There are moments in time, musical moments, when things come together perfectly. No amount of enticement, planning, or force of will can make them happen.
For me there are a pile of these things, some recorded and some experienced directly. Seeing Bruce Springsteen on The River tour might have qualified, but the night was thrown over the top when Southside Johnny walked onto that Richfield Coliseum stage to perform "I Don't Want To Go Home" with Bruce and the E-Street Band. Phew! All these years later and the chills still occur when that memory surfaces. Recorded documents of fantastic performances include Cheap Trick's Live at Budokan, The Who's Live at Leeds, and the Stones' Get Yer Ya-Ya's Out.
Add to that the late Warren Zevon's Stand In The Fire. Released just last week on CD (and let's not even start to get into the why's and wherefore's of that crazy fact), this album is proof that Zevon was not only a great songwriter but quite the amazing performer. Recorded on what was termed "The dog ate the part we didn't like" tour, Zevon and his backing band of hired guns (an actual Warren Zevon cover band from Boulder, Colorado) blew the roof off the joint. Add guitar gunslinger David Landau and you have one potent mix.
Some folks might be a little surprised to hear Zevon in such a rocking context. His biggest hit, "Werewolves Of London," had a catchy hook that was mostly piano-driven. On Stand In The Fire, the song is transformed into a ball-out raver with Zevon giving himself up to the passion for the music. With a little twist of the lyrics, "I'd like to meet his Taylor" becomes "He's looking for James Taylorrrrrr!" Later on, with a nod to both his newfound sobriety and his friendship with Jackson Browne, he sings: "I saw Jackson Browne walking slow down the avenue/You know his heart is perfect," and then completely loses it with "I saw a werewolf drinking a Perrier at Trader Vic's/And his hair was perrrrrrffeeeeeeecttt!!!!!!" It's one of the moments that a friend of mine described as "forgetting who you are".

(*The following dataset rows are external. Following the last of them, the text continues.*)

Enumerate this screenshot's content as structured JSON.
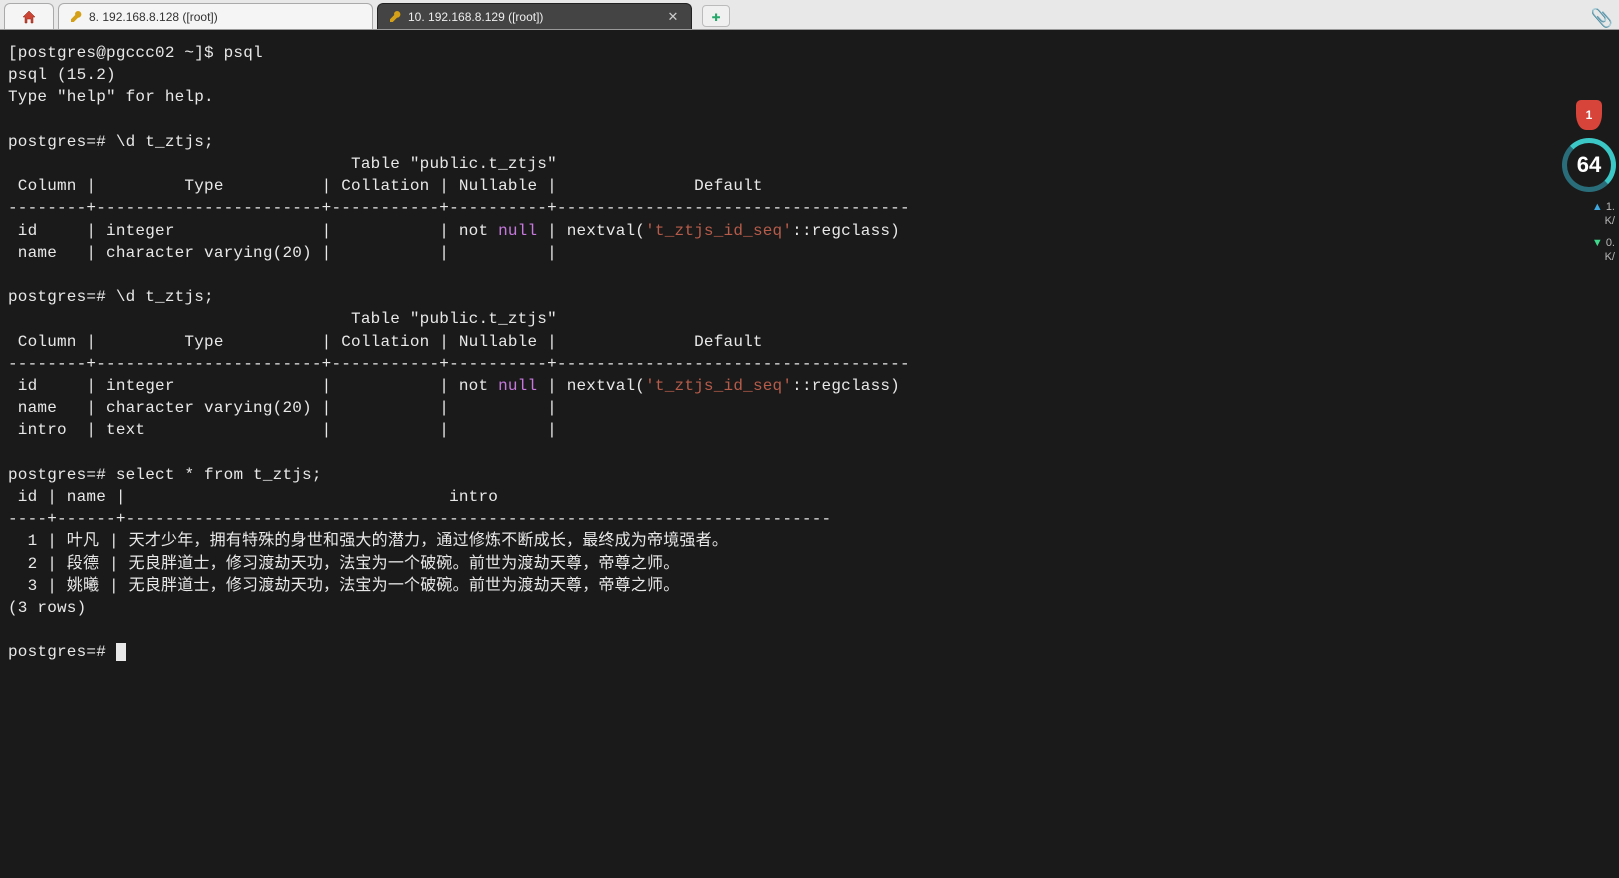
{
  "tabs": {
    "home_icon": "⌂",
    "t1": {
      "icon": "🔧",
      "label": "8. 192.168.8.128 ([root])"
    },
    "t2": {
      "icon": "🔧",
      "label": "10. 192.168.8.129 ([root])",
      "close": "✕"
    },
    "newtab": "✚",
    "paperclip": "📎"
  },
  "terminal": {
    "shell_prompt": "[postgres@pgccc02 ~]$ psql",
    "psql_ver": "psql (15.2)",
    "help_hint": "Type \"help\" for help.",
    "pg_prompt": "postgres=# ",
    "cmd_d1": "\\d t_ztjs;",
    "tbl_title": "                                   Table \"public.t_ztjs\"",
    "hdr": " Column |         Type          | Collation | Nullable |              Default               ",
    "sep1": "--------+-----------------------+-----------+----------+------------------------------------",
    "r1a_pre": " id     | integer               |           | not ",
    "r1a_null": "null",
    "r1a_post": " | nextval(",
    "r1a_str": "'t_ztjs_id_seq'",
    "r1a_post2": "::regclass)",
    "r1b": " name   | character varying(20) |           |          | ",
    "cmd_d2": "\\d t_ztjs;",
    "r2c": " intro  | text                  |           |          | ",
    "cmd_sel": "select * from t_ztjs;",
    "sel_hdr": " id | name |                                 intro                                  ",
    "sel_sep": "----+------+------------------------------------------------------------------------",
    "row1": "  1 | 叶凡 | 天才少年，拥有特殊的身世和强大的潜力，通过修炼不断成长，最终成为帝境强者。",
    "row2": "  2 | 段德 | 无良胖道士，修习渡劫天功，法宝为一个破碗。前世为渡劫天尊，帝尊之师。",
    "row3": "  3 | 姚曦 | 无良胖道士，修习渡劫天功，法宝为一个破碗。前世为渡劫天尊，帝尊之师。",
    "row_count": "(3 rows)"
  },
  "sidebar": {
    "shield": "1",
    "gauge": "64",
    "up_val": "1.",
    "up_unit": "K/",
    "down_val": "0.",
    "down_unit": "K/"
  }
}
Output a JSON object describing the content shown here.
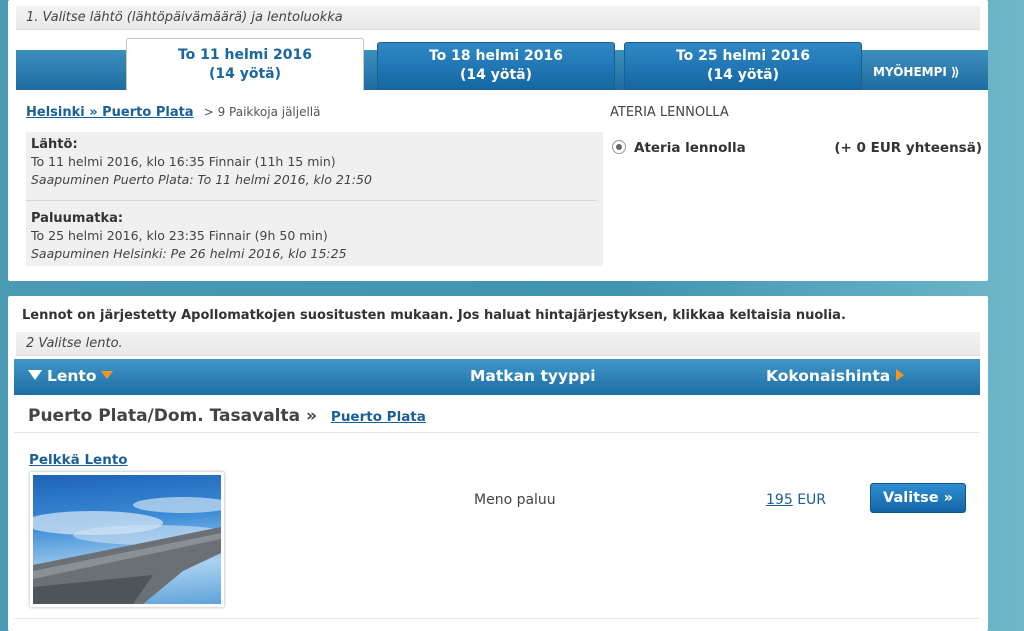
{
  "step1": {
    "label": "1. Valitse lähtö (lähtöpäivämäärä) ja lentoluokka"
  },
  "date_tabs": [
    {
      "date": "To 11 helmi 2016",
      "nights": "(14 yötä)"
    },
    {
      "date": "To 18 helmi 2016",
      "nights": "(14 yötä)"
    },
    {
      "date": "To 25 helmi 2016",
      "nights": "(14 yötä)"
    }
  ],
  "later_label": "MYÖHEMPI ⟫",
  "route": {
    "link": "Helsinki » Puerto Plata",
    "seats": "> 9 Paikkoja jäljellä"
  },
  "outbound": {
    "title": "Lähtö:",
    "line": "To 11 helmi 2016, klo 16:35 Finnair (11h 15 min)",
    "arrival": "Saapuminen Puerto Plata: To 11 helmi 2016, klo 21:50"
  },
  "return": {
    "title": "Paluumatka:",
    "line": "To 25 helmi 2016, klo 23:35 Finnair (9h 50 min)",
    "arrival": "Saapuminen Helsinki: Pe 26 helmi 2016, klo 15:25"
  },
  "meal": {
    "heading": "ATERIA LENNOLLA",
    "option": "Ateria lennolla",
    "price": "(+ 0 EUR yhteensä)"
  },
  "info_text": "Lennot on järjestetty Apollomatkojen suositusten mukaan. Jos haluat hintajärjestyksen, klikkaa keltaisia nuolia.",
  "step2": {
    "label": "2 Valitse lento."
  },
  "list_header": {
    "flight": "Lento",
    "trip_type": "Matkan tyyppi",
    "total_price": "Kokonaishinta"
  },
  "destination": {
    "title": "Puerto Plata/Dom. Tasavalta »",
    "link": "Puerto Plata"
  },
  "offer": {
    "name": "Pelkkä Lento",
    "trip_type": "Meno paluu",
    "price": "195",
    "currency": "EUR",
    "button": "Valitse »"
  }
}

So sure, check out this album for the many examples of terrific songwriting ("Mohammed's Radio," "Poor Poor Pitiful Me") or even the previously unreleased songs (Excitable Boy's "Johnny Strikes Up The Band," the gothic "Play It All Night Long," "Frank and Jesse James," "Hasten Down The Wind"). But above all of that, listen to this document of one incredible performer giving his all. It doesn't get any better than this.